Posted by Mitzi Branvold | Thursday, March 26, 2020

Making Remote Working Work

Posted by Mitzi Branvold | Thursday, March 26, 2020

Working remotely has increasingly been growing in popularity as technology advances and employers offer flexible working benefits. In today’s atmosphere, though, having the ability to offer remote working is essential – in the wake of the Covid-19 pandemic, but also beyond that to attract and retain top talent for your company across the country.

Many organizations are reluctant to offer a formal work-from-home option because of the uncertainty of employees’ productivity when they’re out of the office. According to Inc., however, studies have shown that employees are more productive when working from home rather than at an office! Remote working can have a positive impact on your company in many ways, including building loyalty from your employees, widening your recruiting pool and increasing your workforce’s productivity.
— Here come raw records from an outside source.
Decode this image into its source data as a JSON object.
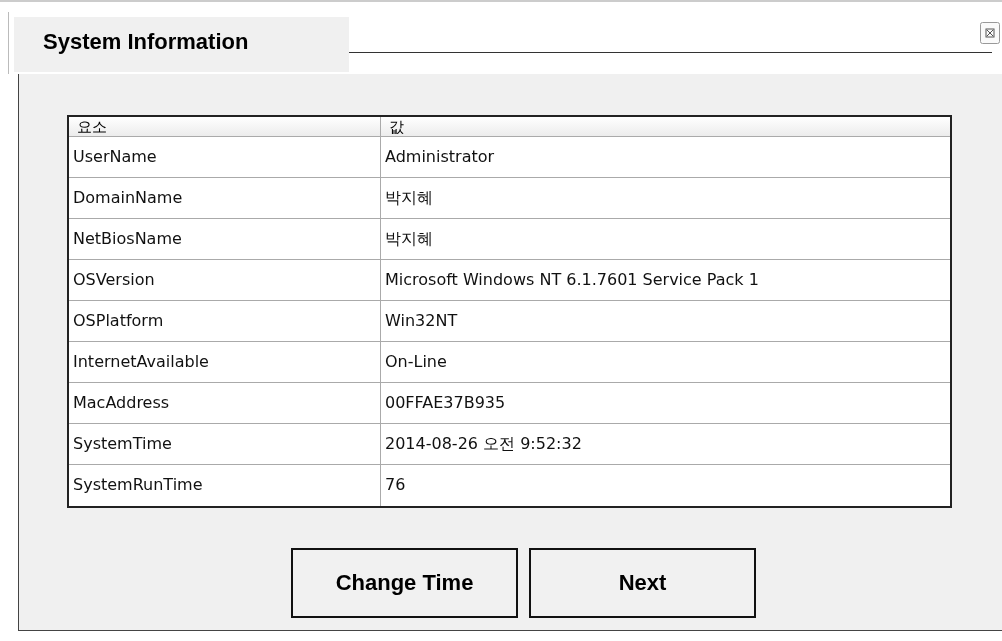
{
  "window": {
    "title": "System Information"
  },
  "table": {
    "columns": [
      "요소",
      "값"
    ],
    "rows": [
      [
        "UserName",
        "Administrator"
      ],
      [
        "DomainName",
        "박지혜"
      ],
      [
        "NetBiosName",
        "박지혜"
      ],
      [
        "OSVersion",
        "Microsoft Windows NT 6.1.7601 Service Pack 1"
      ],
      [
        "OSPlatform",
        "Win32NT"
      ],
      [
        "InternetAvailable",
        "On-Line"
      ],
      [
        "MacAddress",
        "00FFAE37B935"
      ],
      [
        "SystemTime",
        "2014-08-26 오전 9:52:32"
      ],
      [
        "SystemRunTime",
        "76"
      ]
    ]
  },
  "buttons": [
    "Change Time",
    "Next"
  ]
}
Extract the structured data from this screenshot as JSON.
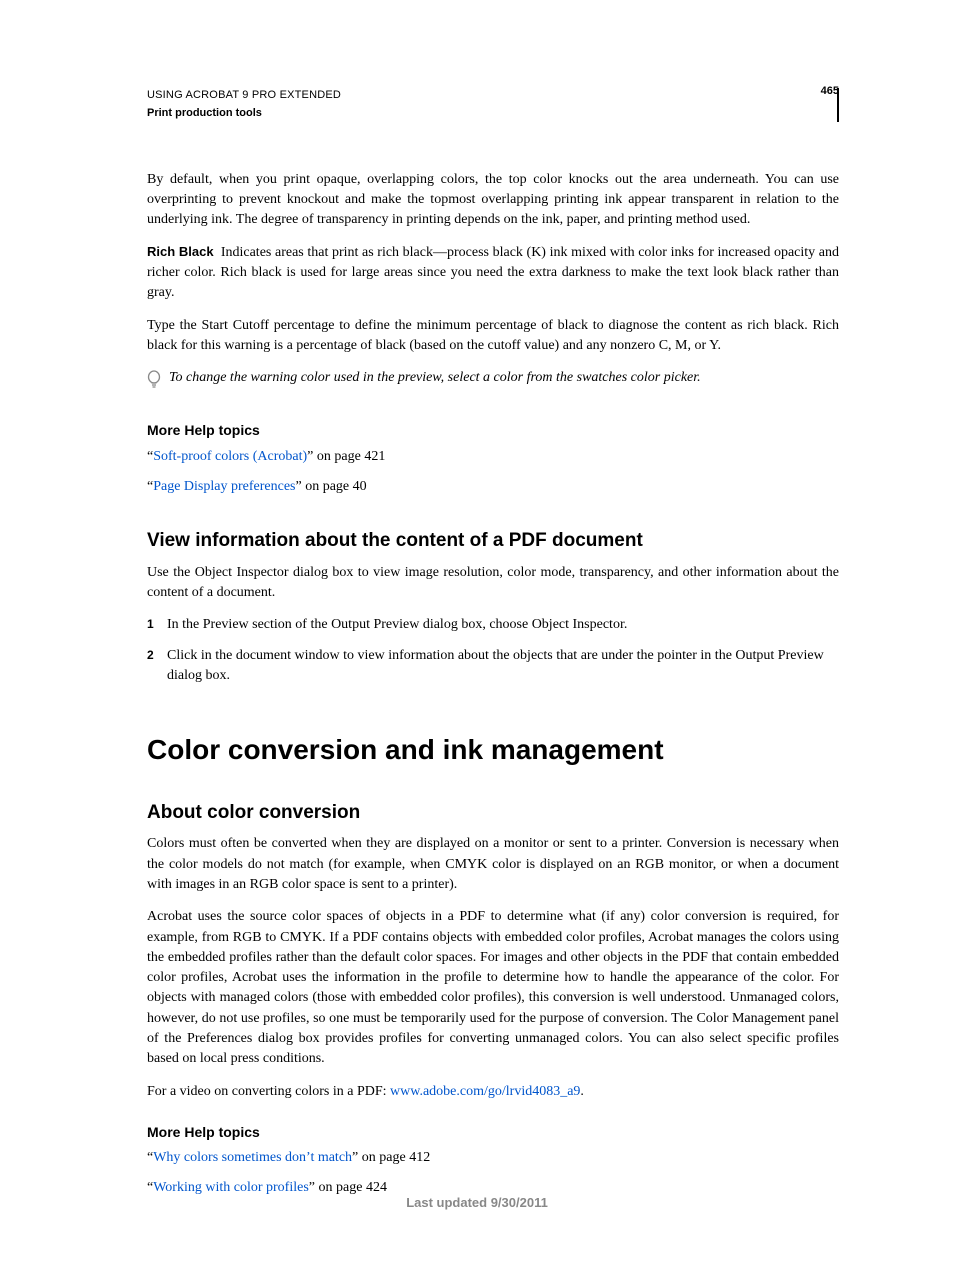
{
  "header": {
    "title": "USING ACROBAT 9 PRO EXTENDED",
    "subtitle": "Print production tools",
    "page": "465"
  },
  "para1": "By default, when you print opaque, overlapping colors, the top color knocks out the area underneath. You can use overprinting to prevent knockout and make the topmost overlapping printing ink appear transparent in relation to the underlying ink. The degree of transparency in printing depends on the ink, paper, and printing method used.",
  "richBlack": {
    "label": "Rich Black",
    "text": "Indicates areas that print as rich black—process black (K) ink mixed with color inks for increased opacity and richer color. Rich black is used for large areas since you need the extra darkness to make the text look black rather than gray."
  },
  "para3": "Type the Start Cutoff percentage to define the minimum percentage of black to diagnose the content as rich black. Rich black for this warning is a percentage of black (based on the cutoff value) and any nonzero C, M, or Y.",
  "tip": "To change the warning color used in the preview, select a color from the swatches color picker.",
  "help1": {
    "heading": "More Help topics",
    "l1_pre": "“",
    "l1_link": "Soft-proof colors (Acrobat)",
    "l1_post": "” on page 421",
    "l2_pre": "“",
    "l2_link": "Page Display preferences",
    "l2_post": "” on page 40"
  },
  "h2a": "View information about the content of a PDF document",
  "para4": "Use the Object Inspector dialog box to view image resolution, color mode, transparency, and other information about the content of a document.",
  "steps": {
    "n1": "1",
    "t1": "In the Preview section of the Output Preview dialog box, choose Object Inspector.",
    "n2": "2",
    "t2": "Click in the document window to view information about the objects that are under the pointer in the Output Preview dialog box."
  },
  "h1": "Color conversion and ink management",
  "h2b": "About color conversion",
  "para5": "Colors must often be converted when they are displayed on a monitor or sent to a printer. Conversion is necessary when the color models do not match (for example, when CMYK color is displayed on an RGB monitor, or when a document with images in an RGB color space is sent to a printer).",
  "para6": "Acrobat uses the source color spaces of objects in a PDF to determine what (if any) color conversion is required, for example, from RGB to CMYK. If a PDF contains objects with embedded color profiles, Acrobat manages the colors using the embedded profiles rather than the default color spaces. For images and other objects in the PDF that contain embedded color profiles, Acrobat uses the information in the profile to determine how to handle the appearance of the color. For objects with managed colors (those with embedded color profiles), this conversion is well understood. Unmanaged colors, however, do not use profiles, so one must be temporarily used for the purpose of conversion. The Color Management panel of the Preferences dialog box provides profiles for converting unmanaged colors. You can also select specific profiles based on local press conditions.",
  "videoLine": {
    "pre": "For a video on converting colors in a PDF: ",
    "link": "www.adobe.com/go/lrvid4083_a9",
    "post": "."
  },
  "help2": {
    "heading": "More Help topics",
    "l1_pre": "“",
    "l1_link": "Why colors sometimes don’t match",
    "l1_post": "” on page 412",
    "l2_pre": "“",
    "l2_link": "Working with color profiles",
    "l2_post": "” on page 424"
  },
  "footer": "Last updated 9/30/2011"
}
Where do you start, though?

Strategies To Engage Your Remote Employees

  • Transparent Expectations
    • Without those in-person, candid conversations, formalized expectations are important to ensure your remote workers understand clearly what they need to continue to achieve in order to maintain success. Whether that’s a sales quota, projects with hard deadlines or just checking in every day, staying on the same page with one another is imperative for a remote set-up.
  • Over-communicating
    • We take for granted the little conversations we have in the office. The Monday morning weekend catch-up may shed light on an employee struggling with a sick parent; the drive-by, frazzled request from a colleague may show you that they are overwhelmed and need some quick help. These types of conversations help us empathize with each other and shape how we approach our daily tasks. One of the best ways to stay connected with our teams both personally and professionally is to over-communicate how you’re doing, what your workload for the week looks like, what projects you are working on, and where you could use some help.
  • Trusting Your Employees
    • If you’ve done your recruiting successfully, then you’ve put together a skilled and qualified team already. There’s no reason to think that will change once you move to a remote environment. Sharing trust with employees is essential to making a remote relationship work, both in helping your employees feel valued and in preserving your own sanity.

Many organizations try a remote working trial period to ensure they can guarantee success from the employees before implementing a full policy. This compromise could be a good option for your company to ease into the new style before fully committing; if it doesn’t work out, it’s easy to revert back! More than likely, though, remote working will be successful for the majority of your workforce and exhibit your willingness as a company to invest in your employees and progressive benefits.

You’ve already done the hard work of putting together a team that drives your business forward. Employees want to feel engaged and accomplished in their work and moving from an office to a home desk won’t change that.